Over the summer, Gloucester Rugby made a serious investment in a new artificial playing surface at Kingsholm. The new 3G pitch is a state-of-the-art surface and uses the latest technology to make the pitch the best artificial playing surface in the Gallagher Premiership.
Head Groundsman, Stu Lambert, is hugely excited about the new pitch and has enjoyed the challenge of maintaining an artificial surface.
“It’s been good to be fair,” he said. “It’s bedding in well and the players are obviously enjoying playing on it. It’s a lot different to maintain than the original pitch and this one should be a lot better when the winter months come in!”
Contrary to what some might think, the surface is called a 3G pitch. 4G pitches don’t exist.
“4G does not exist,” the groundsman explained. “It does not exist in anything but phone technology! Every synthetic surface you see with an infill like this is all 3G. It’s the latest 3G on the market.”
There are a few other artificial surfaces in the league with Worcester, Saracens and Newcastle all using 3G pitches, but the new surface at Kingsholm uses newer technology.
“It’s got a thicker yarn within the carpet system. It’s got a green PROgran infill and the reason for that is aesthetically it looks better, you get reduced smell from the rubber, and it reduces the heat and friction from the sun in the summer months.
“Going onto the carpet, it’s got a fibrillated yarn in it. It’s like a webbed system in there. Over time that starts to open up which will encapsulate the rubber so when you see the ball bounce, you won’t get a massive puff of infill. Especially on the third and fourth bounce, you won’t see anything.”
“We’ve got a unique shock pad under here which is called a Brock Pad. The difference is that it’s used a lot in the NFL. It’s a firmer shock pad than the in-situ ones which they glue on.”
“It’s firmer and the idea behind that is to make the game quicker and it helps recovery.
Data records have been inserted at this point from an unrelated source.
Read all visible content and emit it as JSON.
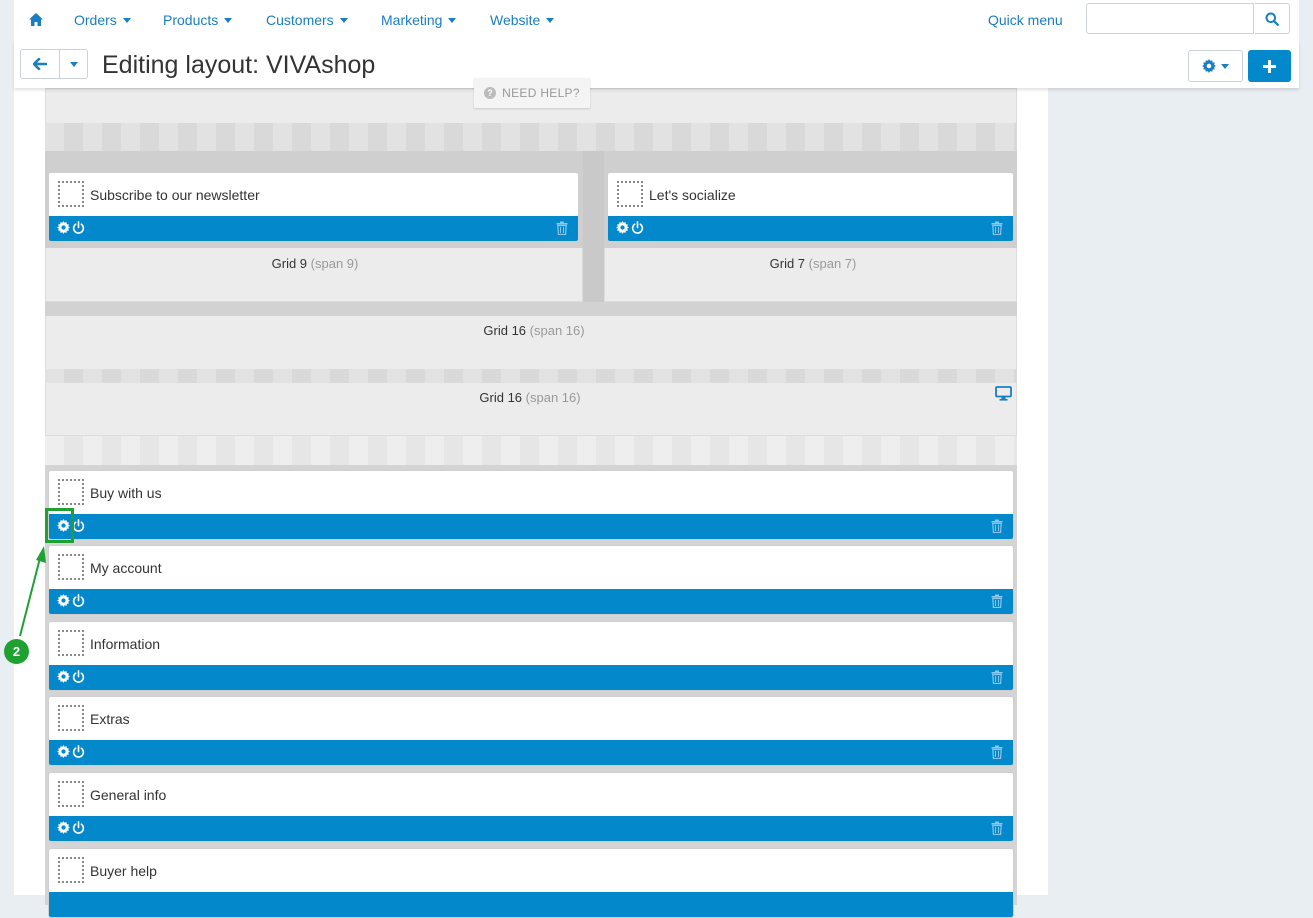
{
  "nav": {
    "items": [
      {
        "label": "Orders"
      },
      {
        "label": "Products"
      },
      {
        "label": "Customers"
      },
      {
        "label": "Marketing"
      },
      {
        "label": "Website"
      }
    ],
    "quick_menu": "Quick menu",
    "search_value": ""
  },
  "header": {
    "title": "Editing layout: VIVAshop",
    "need_help": "NEED HELP?"
  },
  "grids": {
    "g9": {
      "name": "Grid 9",
      "span": "(span 9)"
    },
    "g7": {
      "name": "Grid 7",
      "span": "(span 7)"
    },
    "g16a": {
      "name": "Grid 16",
      "span": "(span 16)"
    },
    "g16b": {
      "name": "Grid 16",
      "span": "(span 16)"
    }
  },
  "blocks": {
    "newsletter": "Subscribe to our newsletter",
    "socialize": "Let's socialize",
    "buy_with_us": "Buy with us",
    "my_account": "My account",
    "information": "Information",
    "extras": "Extras",
    "general_info": "General info",
    "buyer_help": "Buyer help"
  },
  "callout": {
    "step": "2"
  },
  "colors": {
    "accent": "#0388cc",
    "link": "#1a7ec2",
    "callout": "#1fa031"
  }
}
It’s passed all the testing and it’s out tested any of the other shock pads out on the market. And it’s recyclable. It’s the first one of its kind in the UK.”
Maintaining an artificial pitch requires a serious amount of effort and Stu and his team will spend just as much time looking after this pitch as they did looking after the original one.
“We’ve got a whole new set of machines,” he said. “The lawn mowers obviously aren’t needed anymore! We’ve got a brush system that we use every morning before every training sessions for the players.”
“We’ve got a sweeper system coming in that will sweep all the debris up. What that will do is sweep and vacuum the debris up and then drop the rubber back down through a sieve so it will keep it clean.”
“We’ve also got a technology called intelligent play which monitors the pitch 24 hours a day. We work with that and it tells us as and when we need to maintain it. It will also tell us where the players have used areas more and where we need to maintain more.”
One of the easiest ways to maintain the pitch is to ensure that it doesn’t get damaged in the first place and one of the quickest ways to destroy an artificial surface is by wearing the wrong footwear.
“Flat sole shoes literally knacker the system. The longer that we can the fibres stood up right, the longer it will last and the better it will be for the players to play on.”
“If we let everyone on the pitch at the end of the game then it would be ruined in 12 months and it would then be a fairly heavy cost to then repair the carpet. We’ve got to look after it in the best way we can.”
It is easy to see if a pitch has been looked after or not. When the wrong footwear is worn, there is an instant tell.
“You can see on the telly that when you look at some artificial pitches, they look shiny. The flat soled footwear flattens the fibres and makes them shine. Whereas ours will look a lot different. Once it starts to go sideways, players are more prone to getting burns as opposed to when it is upright.”
Another key way of ensuring that the players don’t burn themselves is by watering the pitch.
“We’re doing a few experiments with it at the moment. It’s obviously not ideal to be throwing a wet ball around but we’re trying to gage when the best time to water it is. And the best time for the players to feel the benefit of the water coming on.”
“With the water as well, in the summer, it helps cool it down. We’re doing a bit of research into it now and we think it drops the temperature by about 5 degrees, just by putting a shot of water on it.”
“It helps with the burns and reduces the friction as well.”
There is a new indoor pitch in the new training facility which uses exactly the same technology, and it has been great for the club to have the players all training at a Kingsholm base under one roof.
View the original article and see more news from Gloucester Rugby here